— DATA EXCERPTS —
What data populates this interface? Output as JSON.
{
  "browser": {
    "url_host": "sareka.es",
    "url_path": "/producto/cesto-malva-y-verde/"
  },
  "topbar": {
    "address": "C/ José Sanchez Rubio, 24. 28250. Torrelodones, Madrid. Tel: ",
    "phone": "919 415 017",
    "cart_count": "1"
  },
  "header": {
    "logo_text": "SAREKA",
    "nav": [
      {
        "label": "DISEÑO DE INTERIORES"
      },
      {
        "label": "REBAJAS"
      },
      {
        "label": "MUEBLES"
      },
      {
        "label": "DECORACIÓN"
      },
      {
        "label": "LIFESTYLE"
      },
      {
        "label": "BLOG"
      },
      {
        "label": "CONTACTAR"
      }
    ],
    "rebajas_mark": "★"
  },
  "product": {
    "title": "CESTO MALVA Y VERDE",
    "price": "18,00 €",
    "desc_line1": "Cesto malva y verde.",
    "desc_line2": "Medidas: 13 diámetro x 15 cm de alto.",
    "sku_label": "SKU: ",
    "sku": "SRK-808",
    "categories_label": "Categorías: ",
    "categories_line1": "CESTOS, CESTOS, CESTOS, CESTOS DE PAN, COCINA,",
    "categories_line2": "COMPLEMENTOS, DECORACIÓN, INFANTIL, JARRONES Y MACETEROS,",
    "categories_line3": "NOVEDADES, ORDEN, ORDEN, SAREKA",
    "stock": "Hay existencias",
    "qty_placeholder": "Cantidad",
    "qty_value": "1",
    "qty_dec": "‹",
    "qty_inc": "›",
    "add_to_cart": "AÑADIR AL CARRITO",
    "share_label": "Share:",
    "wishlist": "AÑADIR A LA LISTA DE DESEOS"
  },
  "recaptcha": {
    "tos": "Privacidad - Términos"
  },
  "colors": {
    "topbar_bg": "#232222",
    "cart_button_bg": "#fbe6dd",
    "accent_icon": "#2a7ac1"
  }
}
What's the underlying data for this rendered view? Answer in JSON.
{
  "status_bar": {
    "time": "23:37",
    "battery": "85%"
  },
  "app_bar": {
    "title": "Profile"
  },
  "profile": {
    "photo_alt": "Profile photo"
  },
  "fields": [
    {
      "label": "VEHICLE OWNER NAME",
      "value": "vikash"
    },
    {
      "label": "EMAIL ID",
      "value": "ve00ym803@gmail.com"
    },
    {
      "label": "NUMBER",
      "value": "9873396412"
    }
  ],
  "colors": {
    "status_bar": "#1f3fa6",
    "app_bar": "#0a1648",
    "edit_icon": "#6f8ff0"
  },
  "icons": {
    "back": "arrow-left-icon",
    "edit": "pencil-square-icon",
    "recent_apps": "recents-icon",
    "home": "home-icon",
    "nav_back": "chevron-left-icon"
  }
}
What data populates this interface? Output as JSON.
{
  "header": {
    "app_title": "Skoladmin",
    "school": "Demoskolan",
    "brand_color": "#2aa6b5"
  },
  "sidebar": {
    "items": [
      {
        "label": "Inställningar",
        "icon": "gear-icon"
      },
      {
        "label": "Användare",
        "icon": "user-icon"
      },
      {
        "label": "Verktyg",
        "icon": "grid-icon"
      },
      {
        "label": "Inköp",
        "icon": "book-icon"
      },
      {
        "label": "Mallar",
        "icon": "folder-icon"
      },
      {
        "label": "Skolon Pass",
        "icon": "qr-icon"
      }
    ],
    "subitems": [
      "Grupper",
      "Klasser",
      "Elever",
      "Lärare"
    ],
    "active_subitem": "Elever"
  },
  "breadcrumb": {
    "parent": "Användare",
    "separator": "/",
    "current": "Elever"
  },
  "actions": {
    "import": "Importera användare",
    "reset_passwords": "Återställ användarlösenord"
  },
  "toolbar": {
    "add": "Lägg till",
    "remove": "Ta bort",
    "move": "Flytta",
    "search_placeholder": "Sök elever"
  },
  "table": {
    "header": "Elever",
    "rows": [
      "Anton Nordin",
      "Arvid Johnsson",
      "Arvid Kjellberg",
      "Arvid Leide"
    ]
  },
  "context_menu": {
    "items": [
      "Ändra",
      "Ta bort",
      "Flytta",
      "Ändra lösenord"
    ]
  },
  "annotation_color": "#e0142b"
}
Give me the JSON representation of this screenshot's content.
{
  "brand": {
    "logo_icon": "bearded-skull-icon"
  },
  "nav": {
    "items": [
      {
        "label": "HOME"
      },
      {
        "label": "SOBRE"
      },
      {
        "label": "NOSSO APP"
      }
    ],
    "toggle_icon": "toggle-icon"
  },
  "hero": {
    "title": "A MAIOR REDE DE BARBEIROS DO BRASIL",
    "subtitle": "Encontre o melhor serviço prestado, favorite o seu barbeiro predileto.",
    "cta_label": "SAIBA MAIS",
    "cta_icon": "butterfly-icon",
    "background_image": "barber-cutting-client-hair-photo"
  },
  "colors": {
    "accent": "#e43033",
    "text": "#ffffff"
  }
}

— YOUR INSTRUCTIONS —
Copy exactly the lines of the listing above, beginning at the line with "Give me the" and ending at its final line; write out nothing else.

— TASK SOLUTION —
Give me the JSON representation of this screenshot's content.
{
  "brand": {
    "logo_icon": "bearded-skull-icon"
  },
  "nav": {
    "items": [
      {
        "label": "HOME"
      },
      {
        "label": "SOBRE"
      },
      {
        "label": "NOSSO APP"
      }
    ],
    "toggle_icon": "toggle-icon"
  },
  "hero": {
    "title": "A MAIOR REDE DE BARBEIROS DO BRASIL",
    "subtitle": "Encontre o melhor serviço prestado, favorite o seu barbeiro predileto.",
    "cta_label": "SAIBA MAIS",
    "cta_icon": "butterfly-icon",
    "background_image": "barber-cutting-client-hair-photo"
  },
  "colors": {
    "accent": "#e43033",
    "text": "#ffffff"
  }
}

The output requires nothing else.